# Exercise:
Restate word for word the lines beginning with the one that contains "Give me the" and ending at the bottom of the records below, both included.

Website and app data records:
* * * * *

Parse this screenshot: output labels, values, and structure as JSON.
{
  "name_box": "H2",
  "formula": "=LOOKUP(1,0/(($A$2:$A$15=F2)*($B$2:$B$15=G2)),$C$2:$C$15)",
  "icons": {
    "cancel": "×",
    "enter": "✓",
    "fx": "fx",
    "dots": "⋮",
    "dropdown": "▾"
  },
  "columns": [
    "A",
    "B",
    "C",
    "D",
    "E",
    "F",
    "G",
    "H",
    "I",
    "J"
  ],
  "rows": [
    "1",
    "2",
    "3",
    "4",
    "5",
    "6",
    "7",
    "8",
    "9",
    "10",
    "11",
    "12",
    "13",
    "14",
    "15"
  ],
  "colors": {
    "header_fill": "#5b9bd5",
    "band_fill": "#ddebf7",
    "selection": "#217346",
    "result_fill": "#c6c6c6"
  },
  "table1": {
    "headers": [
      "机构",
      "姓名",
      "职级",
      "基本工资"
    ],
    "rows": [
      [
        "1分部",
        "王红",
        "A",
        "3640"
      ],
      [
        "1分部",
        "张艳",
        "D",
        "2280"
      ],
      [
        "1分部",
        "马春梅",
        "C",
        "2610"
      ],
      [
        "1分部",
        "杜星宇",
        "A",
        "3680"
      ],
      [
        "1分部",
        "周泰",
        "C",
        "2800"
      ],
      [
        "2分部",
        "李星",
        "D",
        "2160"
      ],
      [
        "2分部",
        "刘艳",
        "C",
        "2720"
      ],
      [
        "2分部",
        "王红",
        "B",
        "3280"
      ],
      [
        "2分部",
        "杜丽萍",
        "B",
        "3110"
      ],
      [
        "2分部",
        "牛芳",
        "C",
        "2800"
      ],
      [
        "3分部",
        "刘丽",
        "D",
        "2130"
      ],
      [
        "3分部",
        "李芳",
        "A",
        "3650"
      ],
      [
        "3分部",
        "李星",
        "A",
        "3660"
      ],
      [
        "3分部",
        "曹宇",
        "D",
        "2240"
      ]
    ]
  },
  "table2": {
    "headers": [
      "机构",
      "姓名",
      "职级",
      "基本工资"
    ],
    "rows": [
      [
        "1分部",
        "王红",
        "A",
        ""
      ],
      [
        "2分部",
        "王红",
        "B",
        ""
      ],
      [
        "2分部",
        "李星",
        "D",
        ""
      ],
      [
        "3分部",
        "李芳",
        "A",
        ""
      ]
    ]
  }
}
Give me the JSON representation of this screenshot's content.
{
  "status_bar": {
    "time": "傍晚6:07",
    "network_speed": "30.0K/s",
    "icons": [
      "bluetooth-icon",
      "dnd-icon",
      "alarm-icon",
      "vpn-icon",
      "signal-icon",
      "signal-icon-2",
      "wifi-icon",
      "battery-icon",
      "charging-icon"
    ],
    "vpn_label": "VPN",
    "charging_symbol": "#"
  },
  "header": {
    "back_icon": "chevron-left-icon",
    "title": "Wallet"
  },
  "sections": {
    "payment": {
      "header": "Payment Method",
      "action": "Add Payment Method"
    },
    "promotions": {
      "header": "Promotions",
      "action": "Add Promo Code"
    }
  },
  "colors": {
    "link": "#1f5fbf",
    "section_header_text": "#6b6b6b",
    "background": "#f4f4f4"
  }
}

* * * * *

# Response:
Give me the JSON representation of this screenshot's content.
{
  "status_bar": {
    "time": "傍晚6:07",
    "network_speed": "30.0K/s",
    "icons": [
      "bluetooth-icon",
      "dnd-icon",
      "alarm-icon",
      "vpn-icon",
      "signal-icon",
      "signal-icon-2",
      "wifi-icon",
      "battery-icon",
      "charging-icon"
    ],
    "vpn_label": "VPN",
    "charging_symbol": "#"
  },
  "header": {
    "back_icon": "chevron-left-icon",
    "title": "Wallet"
  },
  "sections": {
    "payment": {
      "header": "Payment Method",
      "action": "Add Payment Method"
    },
    "promotions": {
      "header": "Promotions",
      "action": "Add Promo Code"
    }
  },
  "colors": {
    "link": "#1f5fbf",
    "section_header_text": "#6b6b6b",
    "background": "#f4f4f4"
  }
}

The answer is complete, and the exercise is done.